Items listed in a dataset
▼▼▼

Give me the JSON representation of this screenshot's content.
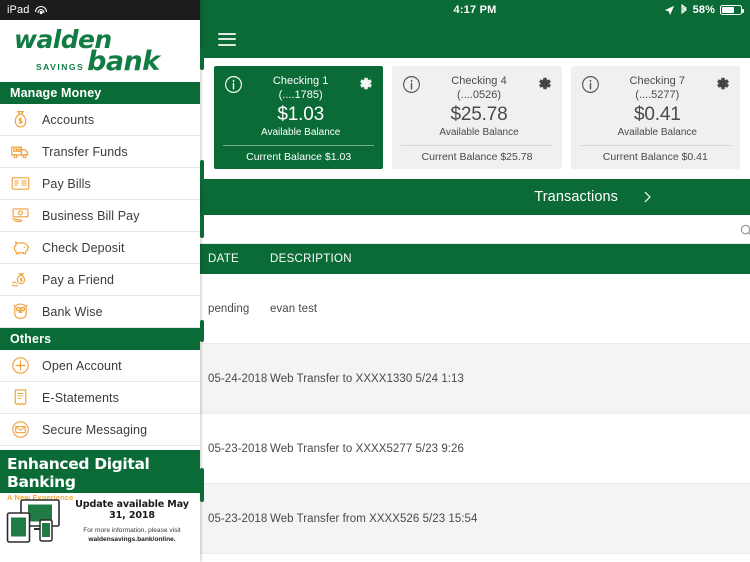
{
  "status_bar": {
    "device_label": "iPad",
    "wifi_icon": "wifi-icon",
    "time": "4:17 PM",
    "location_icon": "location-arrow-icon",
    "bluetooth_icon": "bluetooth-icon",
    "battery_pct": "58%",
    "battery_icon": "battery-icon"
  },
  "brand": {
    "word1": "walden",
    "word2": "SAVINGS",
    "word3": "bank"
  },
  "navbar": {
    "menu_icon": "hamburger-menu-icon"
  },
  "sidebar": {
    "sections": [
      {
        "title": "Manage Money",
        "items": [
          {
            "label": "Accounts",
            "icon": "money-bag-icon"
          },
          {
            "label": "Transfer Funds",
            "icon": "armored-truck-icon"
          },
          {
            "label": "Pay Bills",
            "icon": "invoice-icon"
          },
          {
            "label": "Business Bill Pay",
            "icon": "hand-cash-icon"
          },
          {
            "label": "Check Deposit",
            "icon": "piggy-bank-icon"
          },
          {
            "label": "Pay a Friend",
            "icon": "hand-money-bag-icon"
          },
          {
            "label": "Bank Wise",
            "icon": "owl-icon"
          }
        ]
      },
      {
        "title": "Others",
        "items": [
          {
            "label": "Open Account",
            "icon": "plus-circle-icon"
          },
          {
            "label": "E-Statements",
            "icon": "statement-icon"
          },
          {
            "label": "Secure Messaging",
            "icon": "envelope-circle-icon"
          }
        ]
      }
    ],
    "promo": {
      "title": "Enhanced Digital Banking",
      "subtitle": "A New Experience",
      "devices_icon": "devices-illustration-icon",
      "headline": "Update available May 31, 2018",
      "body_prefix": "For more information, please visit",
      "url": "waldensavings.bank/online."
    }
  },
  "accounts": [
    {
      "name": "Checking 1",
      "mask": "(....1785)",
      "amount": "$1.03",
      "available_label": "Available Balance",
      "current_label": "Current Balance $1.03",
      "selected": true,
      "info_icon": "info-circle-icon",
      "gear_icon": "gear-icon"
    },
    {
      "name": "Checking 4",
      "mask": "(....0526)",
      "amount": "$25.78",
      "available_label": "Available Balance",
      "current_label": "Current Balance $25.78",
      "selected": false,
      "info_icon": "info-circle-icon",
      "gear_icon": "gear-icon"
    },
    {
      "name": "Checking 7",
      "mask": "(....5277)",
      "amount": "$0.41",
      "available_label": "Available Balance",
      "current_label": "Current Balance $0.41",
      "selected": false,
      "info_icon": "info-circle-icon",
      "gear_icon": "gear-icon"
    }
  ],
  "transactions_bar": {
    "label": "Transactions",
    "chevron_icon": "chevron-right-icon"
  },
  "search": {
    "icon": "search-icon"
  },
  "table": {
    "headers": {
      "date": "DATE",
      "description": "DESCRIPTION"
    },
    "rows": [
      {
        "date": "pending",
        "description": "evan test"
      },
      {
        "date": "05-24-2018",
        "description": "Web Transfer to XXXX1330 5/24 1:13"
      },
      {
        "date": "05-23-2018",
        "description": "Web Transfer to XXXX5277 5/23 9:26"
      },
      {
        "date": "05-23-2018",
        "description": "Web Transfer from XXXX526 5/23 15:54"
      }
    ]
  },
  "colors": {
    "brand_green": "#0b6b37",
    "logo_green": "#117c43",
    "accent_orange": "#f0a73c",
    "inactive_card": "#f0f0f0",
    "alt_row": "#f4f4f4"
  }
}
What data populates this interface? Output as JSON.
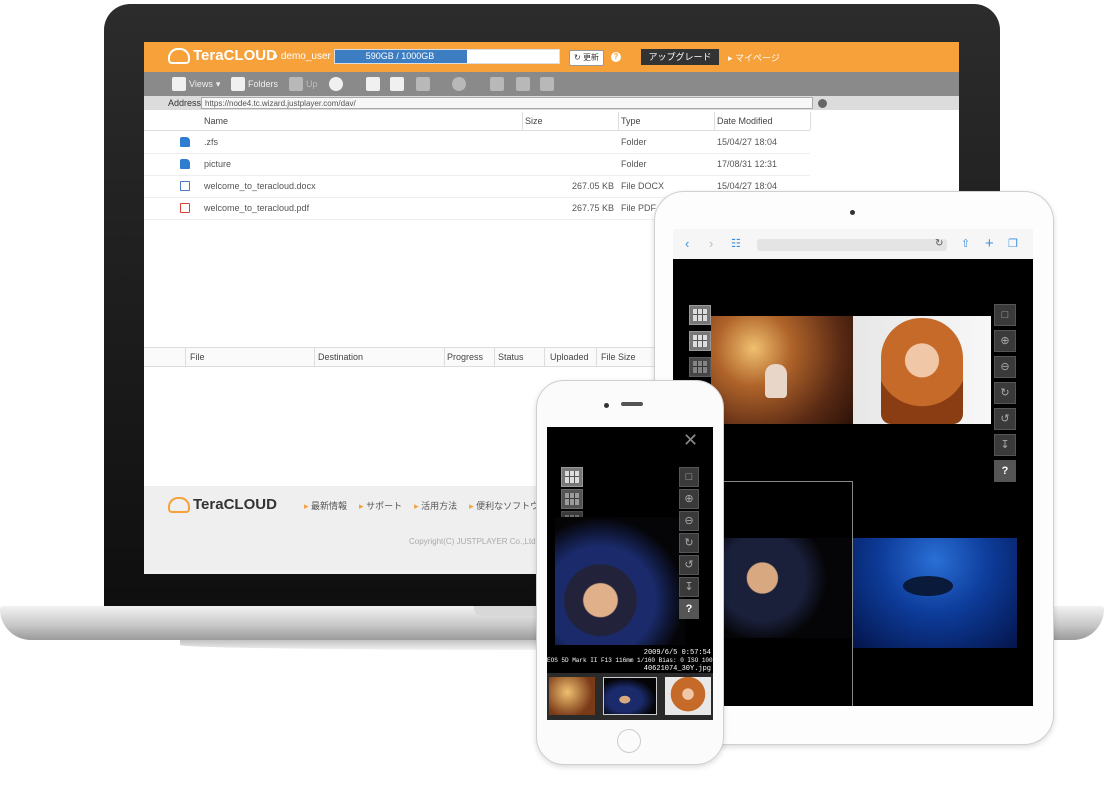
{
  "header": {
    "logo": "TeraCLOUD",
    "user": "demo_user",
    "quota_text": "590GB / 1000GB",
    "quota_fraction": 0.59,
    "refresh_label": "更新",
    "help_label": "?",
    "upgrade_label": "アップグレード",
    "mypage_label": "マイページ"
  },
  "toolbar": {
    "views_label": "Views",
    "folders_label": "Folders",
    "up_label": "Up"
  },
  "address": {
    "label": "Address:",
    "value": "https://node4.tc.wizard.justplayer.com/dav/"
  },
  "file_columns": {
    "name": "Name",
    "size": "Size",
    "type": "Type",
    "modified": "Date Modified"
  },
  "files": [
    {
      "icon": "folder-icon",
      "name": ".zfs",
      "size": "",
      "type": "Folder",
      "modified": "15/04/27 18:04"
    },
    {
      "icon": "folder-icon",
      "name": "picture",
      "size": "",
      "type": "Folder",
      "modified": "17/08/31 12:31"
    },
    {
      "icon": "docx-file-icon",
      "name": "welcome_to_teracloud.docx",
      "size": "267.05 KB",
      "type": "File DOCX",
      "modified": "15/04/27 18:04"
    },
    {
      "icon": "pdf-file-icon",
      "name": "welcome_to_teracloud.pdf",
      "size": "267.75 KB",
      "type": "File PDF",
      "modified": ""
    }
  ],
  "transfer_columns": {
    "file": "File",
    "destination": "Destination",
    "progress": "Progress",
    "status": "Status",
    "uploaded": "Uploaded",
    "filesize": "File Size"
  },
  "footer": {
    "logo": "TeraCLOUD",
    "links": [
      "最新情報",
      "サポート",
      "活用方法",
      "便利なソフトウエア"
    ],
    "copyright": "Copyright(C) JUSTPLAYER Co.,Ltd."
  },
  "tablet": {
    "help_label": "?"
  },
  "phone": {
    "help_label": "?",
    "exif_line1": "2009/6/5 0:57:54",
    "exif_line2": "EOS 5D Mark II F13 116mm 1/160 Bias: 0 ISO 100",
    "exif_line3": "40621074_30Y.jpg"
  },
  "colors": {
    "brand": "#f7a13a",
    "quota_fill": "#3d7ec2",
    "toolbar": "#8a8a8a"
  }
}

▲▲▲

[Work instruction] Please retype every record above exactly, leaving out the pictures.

[Your solution]
Give me the JSON representation of this screenshot's content.
{
  "status_bar": {
    "device_label": "iPad",
    "wifi_icon": "wifi-icon",
    "time": "4:17 PM",
    "location_icon": "location-arrow-icon",
    "bluetooth_icon": "bluetooth-icon",
    "battery_pct": "58%",
    "battery_icon": "battery-icon"
  },
  "brand": {
    "word1": "walden",
    "word2": "SAVINGS",
    "word3": "bank"
  },
  "navbar": {
    "menu_icon": "hamburger-menu-icon"
  },
  "sidebar": {
    "sections": [
      {
        "title": "Manage Money",
        "items": [
          {
            "label": "Accounts",
            "icon": "money-bag-icon"
          },
          {
            "label": "Transfer Funds",
            "icon": "armored-truck-icon"
          },
          {
            "label": "Pay Bills",
            "icon": "invoice-icon"
          },
          {
            "label": "Business Bill Pay",
            "icon": "hand-cash-icon"
          },
          {
            "label": "Check Deposit",
            "icon": "piggy-bank-icon"
          },
          {
            "label": "Pay a Friend",
            "icon": "hand-money-bag-icon"
          },
          {
            "label": "Bank Wise",
            "icon": "owl-icon"
          }
        ]
      },
      {
        "title": "Others",
        "items": [
          {
            "label": "Open Account",
            "icon": "plus-circle-icon"
          },
          {
            "label": "E-Statements",
            "icon": "statement-icon"
          },
          {
            "label": "Secure Messaging",
            "icon": "envelope-circle-icon"
          }
        ]
      }
    ],
    "promo": {
      "title": "Enhanced Digital Banking",
      "subtitle": "A New Experience",
      "devices_icon": "devices-illustration-icon",
      "headline": "Update available May 31, 2018",
      "body_prefix": "For more information, please visit",
      "url": "waldensavings.bank/online."
    }
  },
  "accounts": [
    {
      "name": "Checking 1",
      "mask": "(....1785)",
      "amount": "$1.03",
      "available_label": "Available Balance",
      "current_label": "Current Balance $1.03",
      "selected": true,
      "info_icon": "info-circle-icon",
      "gear_icon": "gear-icon"
    },
    {
      "name": "Checking 4",
      "mask": "(....0526)",
      "amount": "$25.78",
      "available_label": "Available Balance",
      "current_label": "Current Balance $25.78",
      "selected": false,
      "info_icon": "info-circle-icon",
      "gear_icon": "gear-icon"
    },
    {
      "name": "Checking 7",
      "mask": "(....5277)",
      "amount": "$0.41",
      "available_label": "Available Balance",
      "current_label": "Current Balance $0.41",
      "selected": false,
      "info_icon": "info-circle-icon",
      "gear_icon": "gear-icon"
    }
  ],
  "transactions_bar": {
    "label": "Transactions",
    "chevron_icon": "chevron-right-icon"
  },
  "search": {
    "icon": "search-icon"
  },
  "table": {
    "headers": {
      "date": "DATE",
      "description": "DESCRIPTION"
    },
    "rows": [
      {
        "date": "pending",
        "description": "evan test"
      },
      {
        "date": "05-24-2018",
        "description": "Web Transfer to XXXX1330 5/24 1:13"
      },
      {
        "date": "05-23-2018",
        "description": "Web Transfer to XXXX5277 5/23 9:26"
      },
      {
        "date": "05-23-2018",
        "description": "Web Transfer from XXXX526 5/23 15:54"
      }
    ]
  },
  "colors": {
    "brand_green": "#0b6b37",
    "logo_green": "#117c43",
    "accent_orange": "#f0a73c",
    "inactive_card": "#f0f0f0",
    "alt_row": "#f4f4f4"
  }
}
What data populates this interface? Output as JSON.
{
  "header": {
    "logo": "TeraCLOUD",
    "user": "demo_user",
    "quota_text": "590GB / 1000GB",
    "quota_fraction": 0.59,
    "refresh_label": "更新",
    "help_label": "?",
    "upgrade_label": "アップグレード",
    "mypage_label": "マイページ"
  },
  "toolbar": {
    "views_label": "Views",
    "folders_label": "Folders",
    "up_label": "Up"
  },
  "address": {
    "label": "Address:",
    "value": "https://node4.tc.wizard.justplayer.com/dav/"
  },
  "file_columns": {
    "name": "Name",
    "size": "Size",
    "type": "Type",
    "modified": "Date Modified"
  },
  "files": [
    {
      "icon": "folder-icon",
      "name": ".zfs",
      "size": "",
      "type": "Folder",
      "modified": "15/04/27 18:04"
    },
    {
      "icon": "folder-icon",
      "name": "picture",
      "size": "",
      "type": "Folder",
      "modified": "17/08/31 12:31"
    },
    {
      "icon": "docx-file-icon",
      "name": "welcome_to_teracloud.docx",
      "size": "267.05 KB",
      "type": "File DOCX",
      "modified": "15/04/27 18:04"
    },
    {
      "icon": "pdf-file-icon",
      "name": "welcome_to_teracloud.pdf",
      "size": "267.75 KB",
      "type": "File PDF",
      "modified": ""
    }
  ],
  "transfer_columns": {
    "file": "File",
    "destination": "Destination",
    "progress": "Progress",
    "status": "Status",
    "uploaded": "Uploaded",
    "filesize": "File Size"
  },
  "footer": {
    "logo": "TeraCLOUD",
    "links": [
      "最新情報",
      "サポート",
      "活用方法",
      "便利なソフトウエア"
    ],
    "copyright": "Copyright(C) JUSTPLAYER Co.,Ltd."
  },
  "tablet": {
    "help_label": "?"
  },
  "phone": {
    "help_label": "?",
    "exif_line1": "2009/6/5 0:57:54",
    "exif_line2": "EOS 5D Mark II F13 116mm 1/160 Bias: 0 ISO 100",
    "exif_line3": "40621074_30Y.jpg"
  },
  "colors": {
    "brand": "#f7a13a",
    "quota_fill": "#3d7ec2",
    "toolbar": "#8a8a8a"
  }
}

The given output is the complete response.